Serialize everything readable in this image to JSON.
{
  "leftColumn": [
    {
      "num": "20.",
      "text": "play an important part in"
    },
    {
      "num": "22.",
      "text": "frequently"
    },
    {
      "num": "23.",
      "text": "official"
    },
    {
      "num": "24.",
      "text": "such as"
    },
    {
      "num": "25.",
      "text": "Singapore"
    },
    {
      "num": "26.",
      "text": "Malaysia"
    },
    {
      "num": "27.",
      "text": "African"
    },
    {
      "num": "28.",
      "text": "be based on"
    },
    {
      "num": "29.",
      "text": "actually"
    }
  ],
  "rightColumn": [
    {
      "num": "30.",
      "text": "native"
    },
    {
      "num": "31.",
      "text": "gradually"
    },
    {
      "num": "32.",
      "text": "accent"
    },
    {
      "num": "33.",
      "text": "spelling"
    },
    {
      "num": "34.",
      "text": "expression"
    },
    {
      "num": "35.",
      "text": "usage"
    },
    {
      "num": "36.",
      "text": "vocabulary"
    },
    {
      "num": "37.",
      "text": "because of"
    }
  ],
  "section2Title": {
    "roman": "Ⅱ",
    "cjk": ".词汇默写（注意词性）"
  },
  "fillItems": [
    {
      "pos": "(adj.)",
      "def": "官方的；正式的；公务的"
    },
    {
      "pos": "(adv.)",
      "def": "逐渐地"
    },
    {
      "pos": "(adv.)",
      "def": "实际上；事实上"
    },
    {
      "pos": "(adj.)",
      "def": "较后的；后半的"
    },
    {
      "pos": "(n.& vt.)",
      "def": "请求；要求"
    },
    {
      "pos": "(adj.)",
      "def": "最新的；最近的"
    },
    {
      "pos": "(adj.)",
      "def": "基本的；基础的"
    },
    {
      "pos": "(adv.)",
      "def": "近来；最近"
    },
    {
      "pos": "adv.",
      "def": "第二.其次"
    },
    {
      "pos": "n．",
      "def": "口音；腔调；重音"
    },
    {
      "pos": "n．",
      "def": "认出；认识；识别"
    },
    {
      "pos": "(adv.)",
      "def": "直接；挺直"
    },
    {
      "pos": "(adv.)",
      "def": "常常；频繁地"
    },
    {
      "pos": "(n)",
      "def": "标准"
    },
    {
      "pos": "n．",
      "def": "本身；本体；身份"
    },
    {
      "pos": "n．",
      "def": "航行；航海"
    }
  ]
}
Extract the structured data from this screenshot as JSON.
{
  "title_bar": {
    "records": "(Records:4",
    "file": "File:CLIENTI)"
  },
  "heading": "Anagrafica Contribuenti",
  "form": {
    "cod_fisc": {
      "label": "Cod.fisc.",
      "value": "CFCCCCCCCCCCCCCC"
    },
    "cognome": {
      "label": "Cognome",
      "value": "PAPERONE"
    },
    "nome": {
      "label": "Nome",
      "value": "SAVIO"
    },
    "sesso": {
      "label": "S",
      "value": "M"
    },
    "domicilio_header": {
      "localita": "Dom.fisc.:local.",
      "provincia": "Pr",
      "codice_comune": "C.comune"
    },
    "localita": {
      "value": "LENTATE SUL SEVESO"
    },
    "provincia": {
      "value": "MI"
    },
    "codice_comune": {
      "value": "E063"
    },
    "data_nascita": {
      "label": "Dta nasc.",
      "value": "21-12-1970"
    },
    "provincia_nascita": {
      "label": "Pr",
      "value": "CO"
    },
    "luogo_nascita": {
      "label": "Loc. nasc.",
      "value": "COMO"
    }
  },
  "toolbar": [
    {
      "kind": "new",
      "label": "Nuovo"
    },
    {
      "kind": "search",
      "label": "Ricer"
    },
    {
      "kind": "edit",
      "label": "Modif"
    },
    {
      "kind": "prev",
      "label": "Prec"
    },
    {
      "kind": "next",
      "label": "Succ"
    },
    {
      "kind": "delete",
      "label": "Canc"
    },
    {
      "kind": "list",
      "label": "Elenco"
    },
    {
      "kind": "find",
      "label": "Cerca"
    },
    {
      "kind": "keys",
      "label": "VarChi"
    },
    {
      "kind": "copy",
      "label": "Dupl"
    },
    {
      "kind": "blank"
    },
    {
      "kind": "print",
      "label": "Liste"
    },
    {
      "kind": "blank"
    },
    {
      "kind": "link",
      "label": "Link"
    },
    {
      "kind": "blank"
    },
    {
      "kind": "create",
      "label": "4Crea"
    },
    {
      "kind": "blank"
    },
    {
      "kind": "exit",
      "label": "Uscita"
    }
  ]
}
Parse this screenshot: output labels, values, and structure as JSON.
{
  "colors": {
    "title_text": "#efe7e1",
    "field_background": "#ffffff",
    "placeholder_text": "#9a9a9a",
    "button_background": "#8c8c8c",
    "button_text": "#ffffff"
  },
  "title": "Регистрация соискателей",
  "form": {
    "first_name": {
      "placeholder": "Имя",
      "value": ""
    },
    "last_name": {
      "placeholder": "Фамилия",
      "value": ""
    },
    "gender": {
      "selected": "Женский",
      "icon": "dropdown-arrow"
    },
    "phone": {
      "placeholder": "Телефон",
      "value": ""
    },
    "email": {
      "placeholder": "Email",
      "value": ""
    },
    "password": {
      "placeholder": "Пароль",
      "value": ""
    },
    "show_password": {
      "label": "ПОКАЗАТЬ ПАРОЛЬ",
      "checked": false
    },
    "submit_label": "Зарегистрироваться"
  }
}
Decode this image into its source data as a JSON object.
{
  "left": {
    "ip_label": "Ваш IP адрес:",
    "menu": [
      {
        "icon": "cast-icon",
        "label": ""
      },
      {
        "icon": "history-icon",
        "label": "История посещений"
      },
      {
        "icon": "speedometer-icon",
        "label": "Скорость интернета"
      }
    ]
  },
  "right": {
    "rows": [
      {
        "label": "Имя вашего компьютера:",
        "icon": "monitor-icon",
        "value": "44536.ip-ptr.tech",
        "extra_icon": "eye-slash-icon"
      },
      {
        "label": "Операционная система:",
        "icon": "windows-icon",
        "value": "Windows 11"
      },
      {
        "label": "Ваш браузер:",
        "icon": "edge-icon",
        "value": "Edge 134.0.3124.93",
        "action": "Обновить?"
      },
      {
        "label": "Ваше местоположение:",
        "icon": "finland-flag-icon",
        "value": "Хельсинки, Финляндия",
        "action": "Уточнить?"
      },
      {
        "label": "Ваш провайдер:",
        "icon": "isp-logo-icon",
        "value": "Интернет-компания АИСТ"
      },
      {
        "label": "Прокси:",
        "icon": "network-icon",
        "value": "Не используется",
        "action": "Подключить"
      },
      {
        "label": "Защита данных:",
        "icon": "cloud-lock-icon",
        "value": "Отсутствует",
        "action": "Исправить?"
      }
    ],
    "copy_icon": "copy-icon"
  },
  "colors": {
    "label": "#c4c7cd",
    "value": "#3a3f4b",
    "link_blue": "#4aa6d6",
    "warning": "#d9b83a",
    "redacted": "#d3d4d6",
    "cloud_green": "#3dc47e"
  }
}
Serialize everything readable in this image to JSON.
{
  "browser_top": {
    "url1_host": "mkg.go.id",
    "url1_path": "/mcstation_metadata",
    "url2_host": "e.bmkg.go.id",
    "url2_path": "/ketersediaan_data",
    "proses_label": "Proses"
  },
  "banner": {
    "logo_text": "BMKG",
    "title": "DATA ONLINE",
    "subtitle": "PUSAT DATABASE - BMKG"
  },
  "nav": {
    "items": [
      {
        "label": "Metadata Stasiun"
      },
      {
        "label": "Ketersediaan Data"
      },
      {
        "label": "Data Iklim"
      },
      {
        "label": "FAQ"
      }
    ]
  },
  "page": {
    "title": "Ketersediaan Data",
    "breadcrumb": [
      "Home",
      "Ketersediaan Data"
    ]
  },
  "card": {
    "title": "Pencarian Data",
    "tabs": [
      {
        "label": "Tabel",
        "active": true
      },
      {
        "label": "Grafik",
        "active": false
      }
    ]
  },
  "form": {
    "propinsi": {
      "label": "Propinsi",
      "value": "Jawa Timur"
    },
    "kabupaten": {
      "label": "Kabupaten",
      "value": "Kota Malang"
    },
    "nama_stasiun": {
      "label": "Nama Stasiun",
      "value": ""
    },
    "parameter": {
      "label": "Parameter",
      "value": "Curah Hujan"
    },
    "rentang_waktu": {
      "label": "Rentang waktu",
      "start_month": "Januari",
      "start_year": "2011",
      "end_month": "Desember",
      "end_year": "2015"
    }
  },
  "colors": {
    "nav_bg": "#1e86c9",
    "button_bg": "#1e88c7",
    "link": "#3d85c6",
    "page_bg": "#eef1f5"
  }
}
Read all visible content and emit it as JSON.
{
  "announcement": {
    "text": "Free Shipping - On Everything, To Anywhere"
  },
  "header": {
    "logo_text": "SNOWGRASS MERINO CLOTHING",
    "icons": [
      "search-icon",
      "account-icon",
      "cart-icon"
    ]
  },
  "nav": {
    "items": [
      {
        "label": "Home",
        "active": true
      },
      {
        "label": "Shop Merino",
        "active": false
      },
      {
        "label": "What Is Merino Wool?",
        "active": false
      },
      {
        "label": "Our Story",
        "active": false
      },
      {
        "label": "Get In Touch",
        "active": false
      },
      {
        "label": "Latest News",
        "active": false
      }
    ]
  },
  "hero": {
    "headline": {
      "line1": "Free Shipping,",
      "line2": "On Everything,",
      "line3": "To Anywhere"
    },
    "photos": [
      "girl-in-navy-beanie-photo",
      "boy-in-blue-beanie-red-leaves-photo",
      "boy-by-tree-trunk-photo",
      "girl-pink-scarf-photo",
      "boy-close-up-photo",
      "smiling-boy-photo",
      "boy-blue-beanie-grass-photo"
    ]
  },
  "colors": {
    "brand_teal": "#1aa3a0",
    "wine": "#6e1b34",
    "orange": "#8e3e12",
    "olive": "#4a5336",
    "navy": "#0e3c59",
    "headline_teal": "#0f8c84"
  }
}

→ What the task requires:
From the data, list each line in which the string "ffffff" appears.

→ Exercise result:
    "field_background": "#ffffff",
    "button_text": "#ffffff"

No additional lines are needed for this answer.